80 Percent of Egypt Seats to Go to Run-Off
Friday, November 11,2005 00:00

80 Percent of Egypt Seats to Go to Run-Off


Associated Press Writer

CAIRO, Egypt (AP) - Egypt’s ruling party secured the most seats in the first stage of parliamentary balloting, but the banned Muslim Brotherhood made its mark as well, sending 42 candidates to run-off elections.

Run-offs will be needed for about 80 percent of the 164 seats, making it too soon to gauge the outcome of Wednesday’s first stage of the three-part vote, seen as a test of President Hosni Mubarak’s pledges of electoral reform.

According to official but incomplete results announced Thursday by the election committee, the ruling National Democratic Party won 24 seats and the Muslim Brotherhood took three. Final results were expected Friday.

The opposition said there were widespread irregularities at the polls, which were hailed by official state media as Egypt’s freest balloting in decades.

``Thugs are in control, low turnout and outrageous forging incidents,’’ complained a headline in al-Wafd newspaper, mouthpiece of the liberal party of the same name.

The state-owned Al-Ahram countered: ``The most free parliament elections in 50 years.’’ Al-Gomhuria, another government paper, proclaimed: ``Egyptians chose democracy, not slogans.’’

On Wednesday, 1,635 candidates in eight provinces and 82 constituencies competed for 164 seats.

The large number of run-offs did not necessarily reflect the strength of the opposition, however, as many of the 1,300 independent run-off candidates are loyal to the ruling party.

Ruling party winners included Housing Minister Mohammed Ibrahim Suleiman, Finance Minister Youssef Boutros Ghali and other key party figures. The party will have 113 candidates in the run-off.

National Democratic Party candidate and former state security officer Yehia Wahdan won the seat of Ayman Nour, the Al-Ghad party leader. Nour became the country’s best-known opposition figure when he was detained on forgery charges earlier this year; he was the key challenger to Mubarak in September’s presidential election.

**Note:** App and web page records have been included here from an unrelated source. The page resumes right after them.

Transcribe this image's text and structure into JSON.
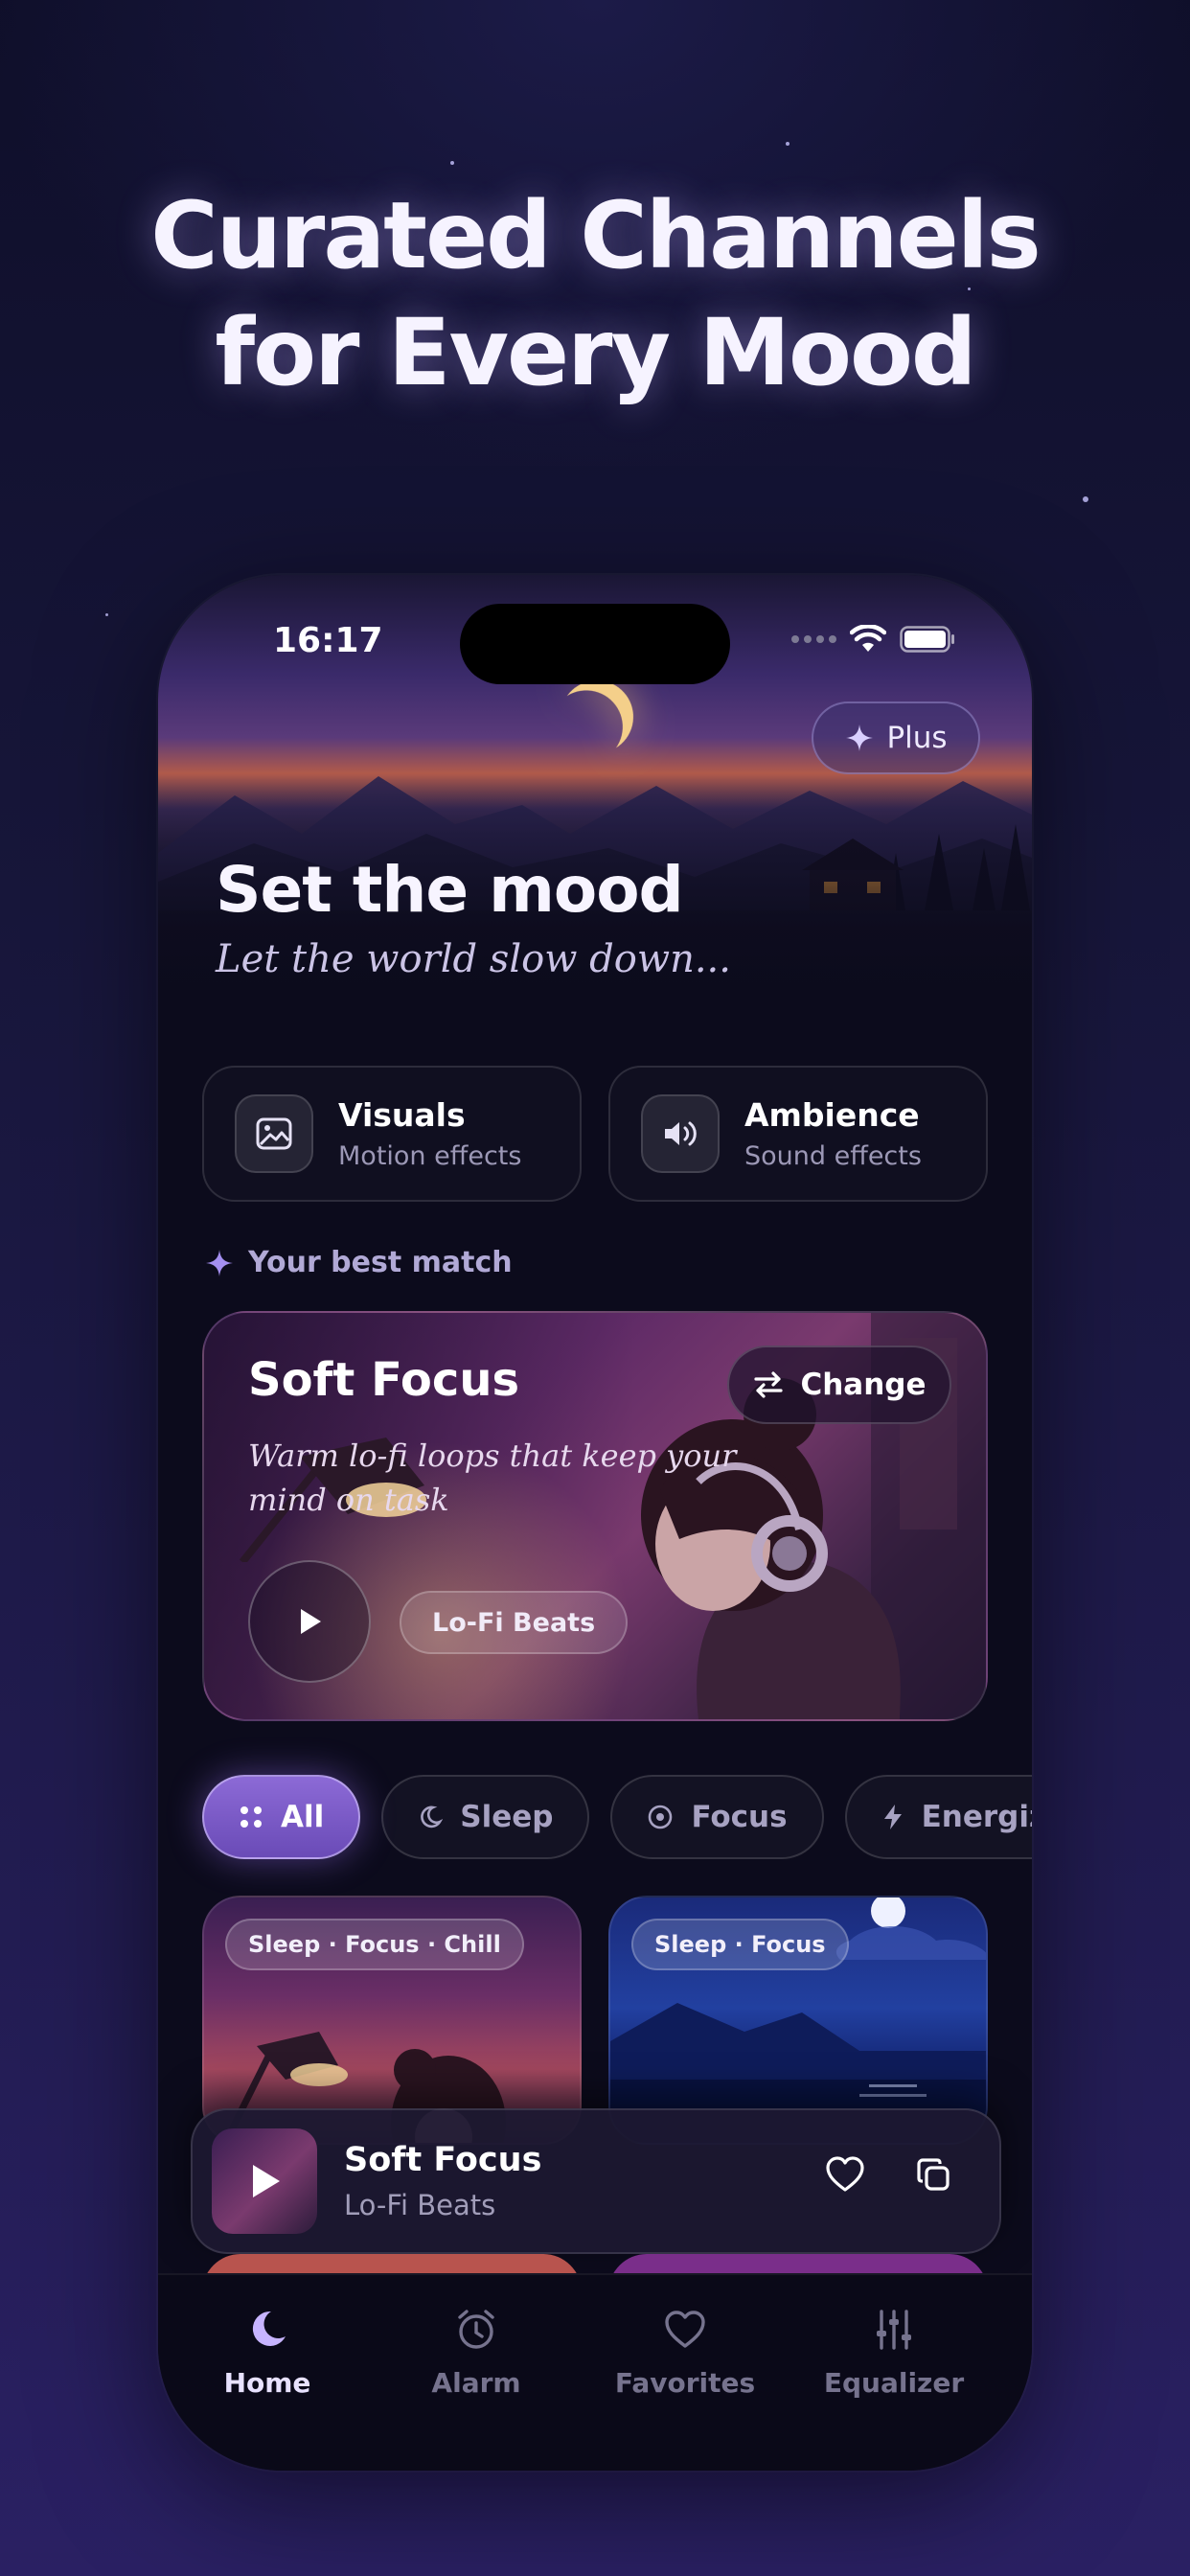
{
  "marketing": {
    "headline_line1": "Curated Channels",
    "headline_line2": "for Every Mood"
  },
  "status_bar": {
    "time": "16:17"
  },
  "hero": {
    "plus_label": "Plus",
    "title": "Set the mood",
    "subtitle": "Let the world slow down..."
  },
  "features": [
    {
      "title": "Visuals",
      "subtitle": "Motion effects",
      "icon": "image-icon"
    },
    {
      "title": "Ambience",
      "subtitle": "Sound effects",
      "icon": "speaker-icon"
    }
  ],
  "best_match": {
    "label": "Your best match",
    "title": "Soft Focus",
    "description": "Warm lo-fi loops that keep your mind on task",
    "change_label": "Change",
    "tag": "Lo-Fi Beats"
  },
  "filters": [
    {
      "label": "All",
      "icon": "grid-dots-icon",
      "active": true
    },
    {
      "label": "Sleep",
      "icon": "moon-icon",
      "active": false
    },
    {
      "label": "Focus",
      "icon": "target-icon",
      "active": false
    },
    {
      "label": "Energize",
      "icon": "bolt-icon",
      "active": false
    }
  ],
  "tiles": [
    {
      "tags": "Sleep · Focus · Chill"
    },
    {
      "tags": "Sleep · Focus"
    }
  ],
  "now_playing": {
    "title": "Soft Focus",
    "subtitle": "Lo-Fi Beats"
  },
  "tabs": [
    {
      "label": "Home",
      "icon": "moon-icon",
      "active": true
    },
    {
      "label": "Alarm",
      "icon": "alarm-clock-icon",
      "active": false
    },
    {
      "label": "Favorites",
      "icon": "heart-icon",
      "active": false
    },
    {
      "label": "Equalizer",
      "icon": "equalizer-icon",
      "active": false
    }
  ],
  "colors": {
    "accent": "#8c6ad6",
    "background": "#0c0b1c",
    "page_background": "#17163a"
  }
}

Nour stole the seat from Wahdan five years ago, and the National Democratic Party led a tough campaign to oust him. During counting Wednesday night, Nour accused police of intimidating people not to vote for him and said his opponent’s campaign bribed voters and stuffed ballot boxes.

The other three decided seats went to candidates supported by the Muslim Brotherhood, the Islamic movement that was given surprising government leeway to field 51 candidates in the first round and run a strong campaign.

``The group’s performance was distinguished and good in all constituencies, but of course the violations that took place prevented us from winning more seats,’’ said deputy Brotherhood leader Mohammed Habib.

He alleged that government authorities had expelled some candidates’ representatives from polling stations and replaced some ballot boxes.

The Brotherhood has 15 seats in the outgoing 455 seat parliament and fielded 150 candidates overall.

The Opposition Front, an alliance of 10 political parties and movements, did not win any seats in the first round. Five of its 90 candidates are in run-offs.

The results revealed the weakness of traditional opposition parties, even after they united against Mubarak’s party, which has been in power since 1979.

The Brotherhood did score a victory on the eve of the elections, when an administrative court ruled its controversial campaign slogan, ``Islam is the solution,’’ did not contradict Egypt’s constitution - which specifies Islam as the state’s religion.

The National Democratic Party had complained to the election commission about the slogan, as the government does not permit parties with a religious platform.

The three-stage elections allow for runoffs to be held six days later in cases where no candidate receives more than half the vote. The second stage is scheduled for Nov. 20 and the third stage for Dec. 1.